| DATA SUPPLIED |

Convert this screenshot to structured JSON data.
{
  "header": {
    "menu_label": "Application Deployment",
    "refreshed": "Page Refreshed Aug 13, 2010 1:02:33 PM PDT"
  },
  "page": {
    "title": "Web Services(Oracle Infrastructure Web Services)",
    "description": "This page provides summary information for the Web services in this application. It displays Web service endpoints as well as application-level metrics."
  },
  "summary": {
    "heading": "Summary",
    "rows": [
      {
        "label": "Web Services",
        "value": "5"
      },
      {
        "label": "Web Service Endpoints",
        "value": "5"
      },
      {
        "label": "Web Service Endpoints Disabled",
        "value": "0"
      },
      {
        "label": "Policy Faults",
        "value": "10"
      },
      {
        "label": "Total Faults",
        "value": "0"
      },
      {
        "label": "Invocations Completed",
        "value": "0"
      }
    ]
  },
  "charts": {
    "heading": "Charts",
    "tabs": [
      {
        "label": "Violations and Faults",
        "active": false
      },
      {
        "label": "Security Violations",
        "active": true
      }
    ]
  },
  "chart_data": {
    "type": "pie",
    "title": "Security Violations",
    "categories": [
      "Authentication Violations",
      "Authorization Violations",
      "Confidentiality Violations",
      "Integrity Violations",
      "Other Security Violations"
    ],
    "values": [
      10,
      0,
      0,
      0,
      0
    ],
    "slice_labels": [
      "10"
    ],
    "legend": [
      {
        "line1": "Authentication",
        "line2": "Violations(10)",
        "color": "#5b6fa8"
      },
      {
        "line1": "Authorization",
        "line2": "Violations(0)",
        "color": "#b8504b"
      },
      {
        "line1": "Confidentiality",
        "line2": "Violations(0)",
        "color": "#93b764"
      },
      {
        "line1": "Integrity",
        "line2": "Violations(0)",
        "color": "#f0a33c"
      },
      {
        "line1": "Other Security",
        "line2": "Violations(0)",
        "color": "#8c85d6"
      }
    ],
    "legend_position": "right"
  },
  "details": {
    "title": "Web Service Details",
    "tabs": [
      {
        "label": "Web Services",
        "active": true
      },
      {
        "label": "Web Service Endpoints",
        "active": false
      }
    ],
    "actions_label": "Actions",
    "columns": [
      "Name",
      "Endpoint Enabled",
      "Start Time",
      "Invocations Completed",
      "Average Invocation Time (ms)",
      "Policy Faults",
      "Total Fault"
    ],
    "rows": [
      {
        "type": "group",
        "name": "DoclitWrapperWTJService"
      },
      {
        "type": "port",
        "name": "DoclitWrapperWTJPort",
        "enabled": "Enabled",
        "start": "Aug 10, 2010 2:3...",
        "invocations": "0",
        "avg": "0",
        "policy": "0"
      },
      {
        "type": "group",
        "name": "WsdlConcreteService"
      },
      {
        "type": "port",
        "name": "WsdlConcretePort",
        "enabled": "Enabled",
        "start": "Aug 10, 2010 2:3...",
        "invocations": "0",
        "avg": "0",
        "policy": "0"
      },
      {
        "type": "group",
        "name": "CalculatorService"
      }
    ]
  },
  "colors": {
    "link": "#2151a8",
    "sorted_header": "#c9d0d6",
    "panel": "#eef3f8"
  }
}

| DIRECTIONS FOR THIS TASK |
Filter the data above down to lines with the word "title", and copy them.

| ANSWER FOR THIS EXERCISE |
    "title": "Web Services(Oracle Infrastructure Web Services)",
    "title": "Security Violations",
    "title": "Web Service Details",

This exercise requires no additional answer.